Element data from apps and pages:

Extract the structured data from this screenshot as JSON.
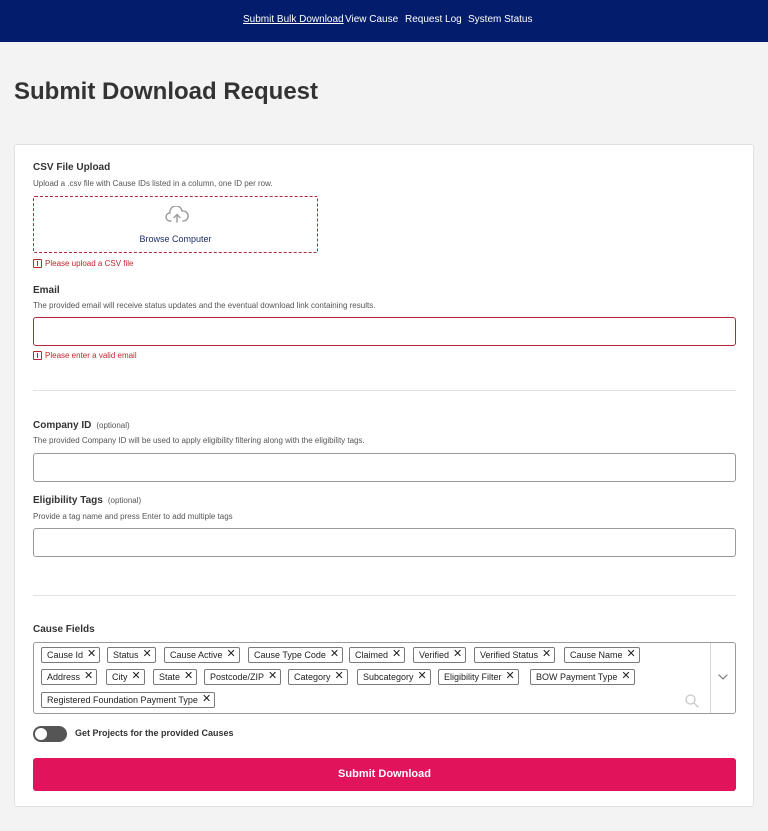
{
  "nav": {
    "items": [
      {
        "label": "Submit Bulk Download",
        "active": true
      },
      {
        "label": "View Cause"
      },
      {
        "label": "Request Log"
      },
      {
        "label": "System Status"
      }
    ]
  },
  "page_title": "Submit Download Request",
  "csv_upload": {
    "label": "CSV File Upload",
    "help": "Upload a .csv file with Cause IDs listed in a column, one ID per row.",
    "button": "Browse Computer",
    "error": "Please upload a CSV file",
    "icon": "cloud-upload-icon"
  },
  "email": {
    "label": "Email",
    "help": "The provided email will receive status updates and the eventual download link containing results.",
    "value": "",
    "error": "Please enter a valid email"
  },
  "company_id": {
    "label": "Company ID",
    "optional": "(optional)",
    "help": "The provided Company ID will be used to apply eligibility filtering along with the eligibility tags.",
    "value": ""
  },
  "eligibility_tags": {
    "label": "Eligibility Tags",
    "optional": "(optional)",
    "help": "Provide a tag name and press Enter to add multiple tags",
    "value": ""
  },
  "cause_fields": {
    "label": "Cause Fields",
    "chips": [
      "Cause Id",
      "Status",
      "Cause Active",
      "Cause Type Code",
      "Claimed",
      "Verified",
      "Verified Status",
      "Cause Name",
      "Address",
      "City",
      "State",
      "Postcode/ZIP",
      "Category",
      "Subcategory",
      "Eligibility Filter",
      "BOW Payment Type",
      "Registered Foundation Payment Type"
    ],
    "remove_glyph": "✕"
  },
  "projects_toggle": {
    "label": "Get Projects for the provided Causes",
    "on": false
  },
  "submit_label": "Submit Download",
  "colors": {
    "nav_bg": "#031c6b",
    "accent": "#e0135b",
    "error": "#c0262d",
    "page_bg": "#f3f3f3"
  }
}
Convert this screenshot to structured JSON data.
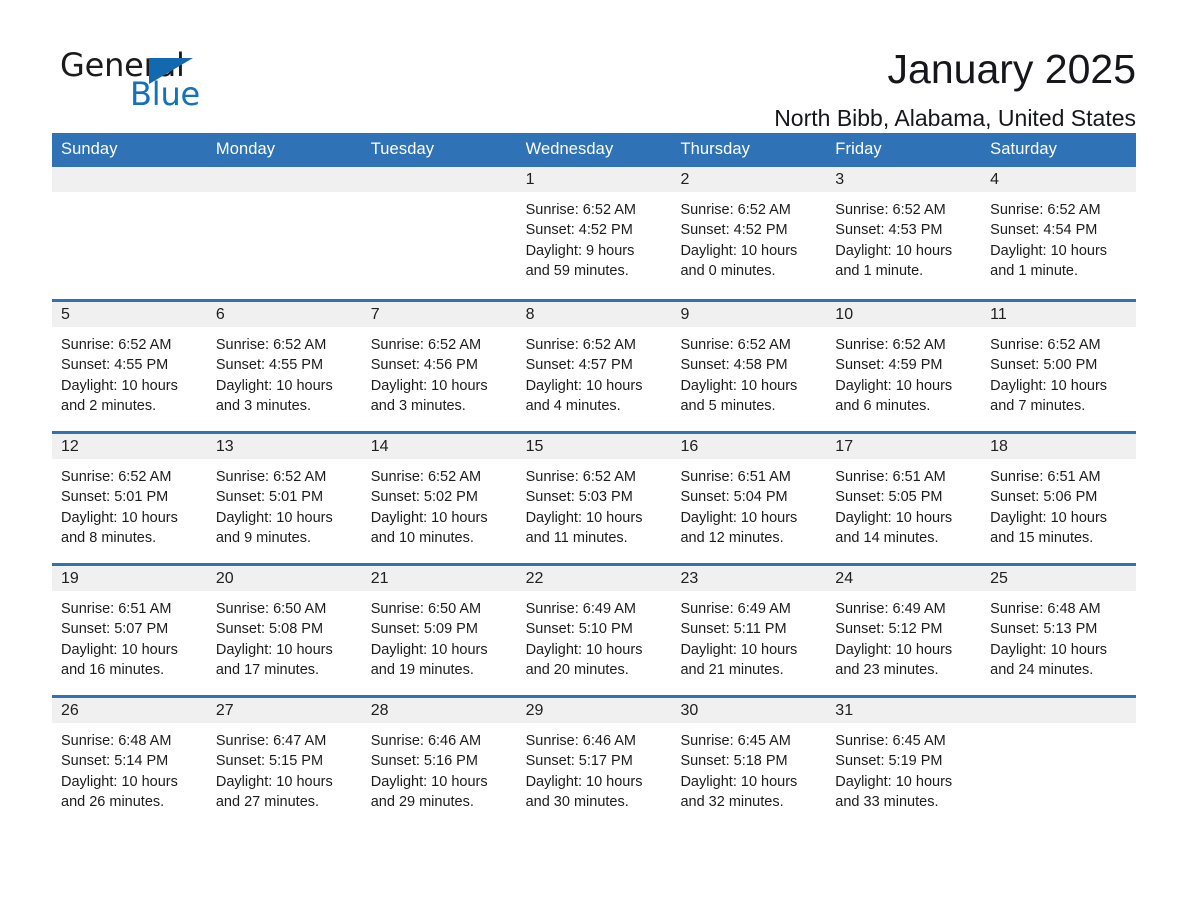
{
  "brand": {
    "word_one": "General",
    "word_two": "Blue",
    "triangle_icon": "brand-triangle-icon",
    "accent_color": "#1172bd"
  },
  "header": {
    "title": "January 2025",
    "subtitle": "North Bibb, Alabama, United States"
  },
  "calendar": {
    "header_bg_color": "#2f72b5",
    "day_band_color": "#f0f0f0",
    "weekdays": [
      "Sunday",
      "Monday",
      "Tuesday",
      "Wednesday",
      "Thursday",
      "Friday",
      "Saturday"
    ],
    "weeks": [
      [
        {
          "day": "",
          "sunrise": "",
          "sunset": "",
          "daylight_line1": "",
          "daylight_line2": ""
        },
        {
          "day": "",
          "sunrise": "",
          "sunset": "",
          "daylight_line1": "",
          "daylight_line2": ""
        },
        {
          "day": "",
          "sunrise": "",
          "sunset": "",
          "daylight_line1": "",
          "daylight_line2": ""
        },
        {
          "day": "1",
          "sunrise": "Sunrise: 6:52 AM",
          "sunset": "Sunset: 4:52 PM",
          "daylight_line1": "Daylight: 9 hours",
          "daylight_line2": "and 59 minutes."
        },
        {
          "day": "2",
          "sunrise": "Sunrise: 6:52 AM",
          "sunset": "Sunset: 4:52 PM",
          "daylight_line1": "Daylight: 10 hours",
          "daylight_line2": "and 0 minutes."
        },
        {
          "day": "3",
          "sunrise": "Sunrise: 6:52 AM",
          "sunset": "Sunset: 4:53 PM",
          "daylight_line1": "Daylight: 10 hours",
          "daylight_line2": "and 1 minute."
        },
        {
          "day": "4",
          "sunrise": "Sunrise: 6:52 AM",
          "sunset": "Sunset: 4:54 PM",
          "daylight_line1": "Daylight: 10 hours",
          "daylight_line2": "and 1 minute."
        }
      ],
      [
        {
          "day": "5",
          "sunrise": "Sunrise: 6:52 AM",
          "sunset": "Sunset: 4:55 PM",
          "daylight_line1": "Daylight: 10 hours",
          "daylight_line2": "and 2 minutes."
        },
        {
          "day": "6",
          "sunrise": "Sunrise: 6:52 AM",
          "sunset": "Sunset: 4:55 PM",
          "daylight_line1": "Daylight: 10 hours",
          "daylight_line2": "and 3 minutes."
        },
        {
          "day": "7",
          "sunrise": "Sunrise: 6:52 AM",
          "sunset": "Sunset: 4:56 PM",
          "daylight_line1": "Daylight: 10 hours",
          "daylight_line2": "and 3 minutes."
        },
        {
          "day": "8",
          "sunrise": "Sunrise: 6:52 AM",
          "sunset": "Sunset: 4:57 PM",
          "daylight_line1": "Daylight: 10 hours",
          "daylight_line2": "and 4 minutes."
        },
        {
          "day": "9",
          "sunrise": "Sunrise: 6:52 AM",
          "sunset": "Sunset: 4:58 PM",
          "daylight_line1": "Daylight: 10 hours",
          "daylight_line2": "and 5 minutes."
        },
        {
          "day": "10",
          "sunrise": "Sunrise: 6:52 AM",
          "sunset": "Sunset: 4:59 PM",
          "daylight_line1": "Daylight: 10 hours",
          "daylight_line2": "and 6 minutes."
        },
        {
          "day": "11",
          "sunrise": "Sunrise: 6:52 AM",
          "sunset": "Sunset: 5:00 PM",
          "daylight_line1": "Daylight: 10 hours",
          "daylight_line2": "and 7 minutes."
        }
      ],
      [
        {
          "day": "12",
          "sunrise": "Sunrise: 6:52 AM",
          "sunset": "Sunset: 5:01 PM",
          "daylight_line1": "Daylight: 10 hours",
          "daylight_line2": "and 8 minutes."
        },
        {
          "day": "13",
          "sunrise": "Sunrise: 6:52 AM",
          "sunset": "Sunset: 5:01 PM",
          "daylight_line1": "Daylight: 10 hours",
          "daylight_line2": "and 9 minutes."
        },
        {
          "day": "14",
          "sunrise": "Sunrise: 6:52 AM",
          "sunset": "Sunset: 5:02 PM",
          "daylight_line1": "Daylight: 10 hours",
          "daylight_line2": "and 10 minutes."
        },
        {
          "day": "15",
          "sunrise": "Sunrise: 6:52 AM",
          "sunset": "Sunset: 5:03 PM",
          "daylight_line1": "Daylight: 10 hours",
          "daylight_line2": "and 11 minutes."
        },
        {
          "day": "16",
          "sunrise": "Sunrise: 6:51 AM",
          "sunset": "Sunset: 5:04 PM",
          "daylight_line1": "Daylight: 10 hours",
          "daylight_line2": "and 12 minutes."
        },
        {
          "day": "17",
          "sunrise": "Sunrise: 6:51 AM",
          "sunset": "Sunset: 5:05 PM",
          "daylight_line1": "Daylight: 10 hours",
          "daylight_line2": "and 14 minutes."
        },
        {
          "day": "18",
          "sunrise": "Sunrise: 6:51 AM",
          "sunset": "Sunset: 5:06 PM",
          "daylight_line1": "Daylight: 10 hours",
          "daylight_line2": "and 15 minutes."
        }
      ],
      [
        {
          "day": "19",
          "sunrise": "Sunrise: 6:51 AM",
          "sunset": "Sunset: 5:07 PM",
          "daylight_line1": "Daylight: 10 hours",
          "daylight_line2": "and 16 minutes."
        },
        {
          "day": "20",
          "sunrise": "Sunrise: 6:50 AM",
          "sunset": "Sunset: 5:08 PM",
          "daylight_line1": "Daylight: 10 hours",
          "daylight_line2": "and 17 minutes."
        },
        {
          "day": "21",
          "sunrise": "Sunrise: 6:50 AM",
          "sunset": "Sunset: 5:09 PM",
          "daylight_line1": "Daylight: 10 hours",
          "daylight_line2": "and 19 minutes."
        },
        {
          "day": "22",
          "sunrise": "Sunrise: 6:49 AM",
          "sunset": "Sunset: 5:10 PM",
          "daylight_line1": "Daylight: 10 hours",
          "daylight_line2": "and 20 minutes."
        },
        {
          "day": "23",
          "sunrise": "Sunrise: 6:49 AM",
          "sunset": "Sunset: 5:11 PM",
          "daylight_line1": "Daylight: 10 hours",
          "daylight_line2": "and 21 minutes."
        },
        {
          "day": "24",
          "sunrise": "Sunrise: 6:49 AM",
          "sunset": "Sunset: 5:12 PM",
          "daylight_line1": "Daylight: 10 hours",
          "daylight_line2": "and 23 minutes."
        },
        {
          "day": "25",
          "sunrise": "Sunrise: 6:48 AM",
          "sunset": "Sunset: 5:13 PM",
          "daylight_line1": "Daylight: 10 hours",
          "daylight_line2": "and 24 minutes."
        }
      ],
      [
        {
          "day": "26",
          "sunrise": "Sunrise: 6:48 AM",
          "sunset": "Sunset: 5:14 PM",
          "daylight_line1": "Daylight: 10 hours",
          "daylight_line2": "and 26 minutes."
        },
        {
          "day": "27",
          "sunrise": "Sunrise: 6:47 AM",
          "sunset": "Sunset: 5:15 PM",
          "daylight_line1": "Daylight: 10 hours",
          "daylight_line2": "and 27 minutes."
        },
        {
          "day": "28",
          "sunrise": "Sunrise: 6:46 AM",
          "sunset": "Sunset: 5:16 PM",
          "daylight_line1": "Daylight: 10 hours",
          "daylight_line2": "and 29 minutes."
        },
        {
          "day": "29",
          "sunrise": "Sunrise: 6:46 AM",
          "sunset": "Sunset: 5:17 PM",
          "daylight_line1": "Daylight: 10 hours",
          "daylight_line2": "and 30 minutes."
        },
        {
          "day": "30",
          "sunrise": "Sunrise: 6:45 AM",
          "sunset": "Sunset: 5:18 PM",
          "daylight_line1": "Daylight: 10 hours",
          "daylight_line2": "and 32 minutes."
        },
        {
          "day": "31",
          "sunrise": "Sunrise: 6:45 AM",
          "sunset": "Sunset: 5:19 PM",
          "daylight_line1": "Daylight: 10 hours",
          "daylight_line2": "and 33 minutes."
        },
        {
          "day": "",
          "sunrise": "",
          "sunset": "",
          "daylight_line1": "",
          "daylight_line2": ""
        }
      ]
    ]
  }
}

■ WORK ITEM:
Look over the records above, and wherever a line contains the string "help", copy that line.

■ RESULT OF THIS EXERCISE:
    "help": "Upload a .csv file with Cause IDs listed in a column, one ID per row.",
    "help": "The provided email will receive status updates and the eventual download link containing results.",
    "help": "The provided Company ID will be used to apply eligibility filtering along with the eligibility tags.",
    "help": "Provide a tag name and press Enter to add multiple tags",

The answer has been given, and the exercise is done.